The idea experiment commonly mentioned to research this notion is that the”paperclip maximizer,” that an AI made to produce paperclips as economically as you can. And if you attempt to turn off it, it may prevent you–because you are getting in the way of its sole purpose, making paperclips. The machine is not malevolent or even aware, but effective at exceptionally destructive activities.
This problem is made more complicated with the fact that the majority of developers won’t understand that the holes within their programming until its too late. Presently, no regulatory body is able to dictate how AI has to be programmed to prevent such catastrophes since the challenge is, by definition, imperceptible. If we keep pushing the limitations of AI regardless? Or slow our momentum till we could better handle this matter?
Bias and Uneven Benefits
As we utilize basic kinds of AI within our everyday life, we are becoming more and more aware of the biases lurking inside their own coding. By way of instance, facial recognition systems might be better in recognizing white faces compared to the faces of minority inhabitants.
Again, who’s going to be accountable for solving this issue? A more diverse work of developers could possibly counteract the effects, but is that a guarantee? And in that case, how do you apply such a policy?
Privacy and Security
Today’s tech customers are becoming used to using apparatus and applications always involved in their own lives; their telephones, smart speakers, and other apparatus are listening and collecting information on them. Every action you take on the net, from assessing a social networking app to buying commodity, is now logged.
On the surface, this might not look like much of a problem. However, if strong AI is at the incorrect hands, it may easily be tapped. A sufficiently motivated person, business, or even rogue hacker can leverage AI to find out about possible targets and strike themor else utilize their data for nefarious purposes.
The Evil Genius Problem
Talking of nefarious intentions, yet another ethical concern from the AI world is that the”evil genius” issue.
This issue is comparable to the issue with nuclear weapons. If one”wicked” person will get access to such technologies, they can do untold harm to the entire world. The best recommended alternative for atomic weapons is being disarmament, or restricting the amount of weapons presently available, on all sides. However, AI would be more challenging to control–and, we would be missing out on each of the possible advantages of AI by restricting its own progression.
Science fiction writers like to envision a universe where AI is so complicated that it is practically indistinguishable from individual intellect. Experts debate if it is possible, but let us assume it’s. Can it be in our best interests to take care of this AI just like a”authentic” type of intelligence? Would that mean it’s exactly the very same rights as a human being?
This opens the doorway to a huge subset of ethical concerns. By way of instance, it goes back to our query about”what it means to be human,” and compels us to consider if shutting down a system may qualify as murder.
Of all of the ethical concerns on this listing, this is among the most far-off. We are nowhere close to land that may make AI look like human-level intelligence.
The Technological Singularity
There is also the possibility of this technological singularity–the stage where AI becomes so strong that it exceeds human intelligence in every conceivable manner, doing much more than just replacing some acts which have been traditionally quite manual. While this occurs, AI would be able to improve itselfand function without human intervention.

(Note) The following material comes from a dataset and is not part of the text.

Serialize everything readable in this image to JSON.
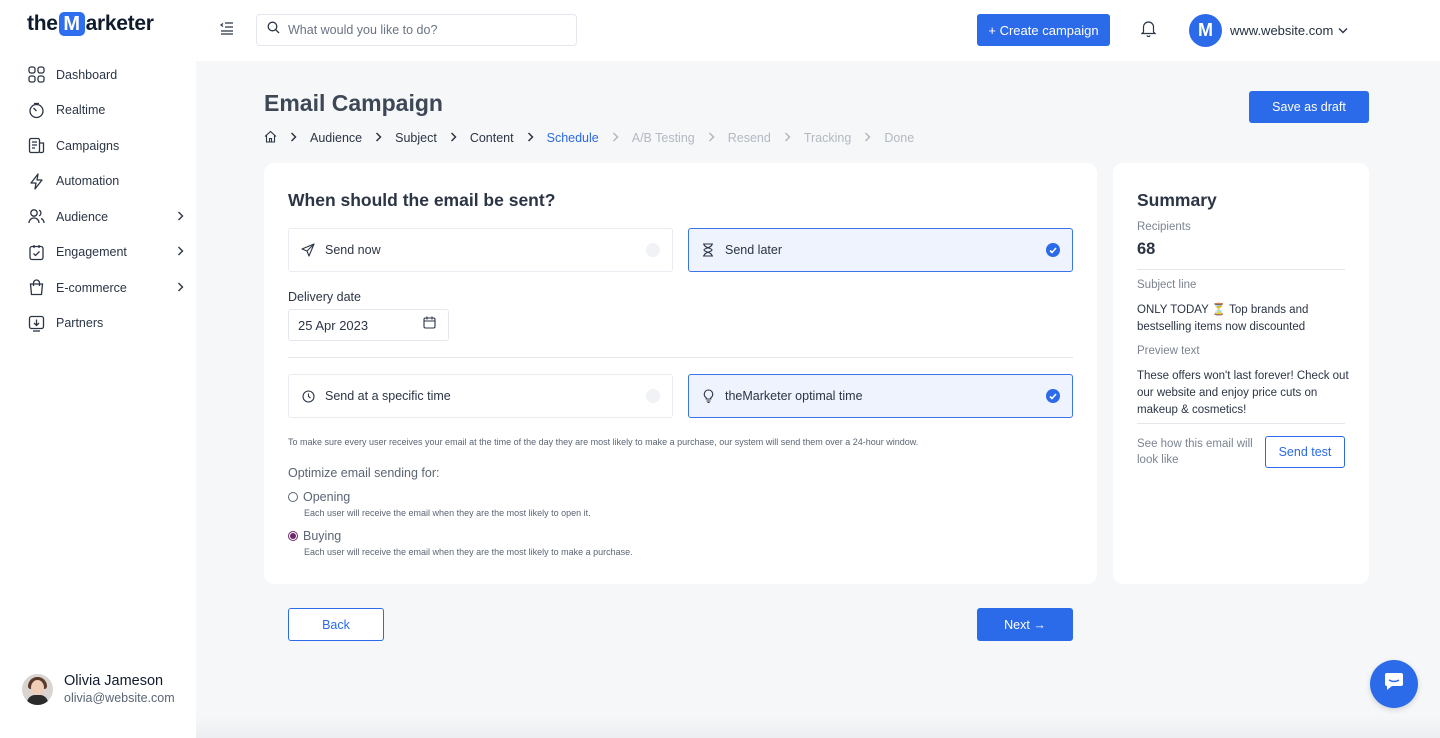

What could this mean to your future? Can we be certain that this system will function with mankind’s best interests in mind? Can the ideal plan of action be preventing this amount of progress in any way costs?
There isn’t a clear answer for any of these ethical dilemmas, which is why they remain such powerful and important dilemmas to consider. If we’re going to continue advancing technologically while remaining a safe, ethical, and productive culture, we need to take these concerns seriously as we continue making progress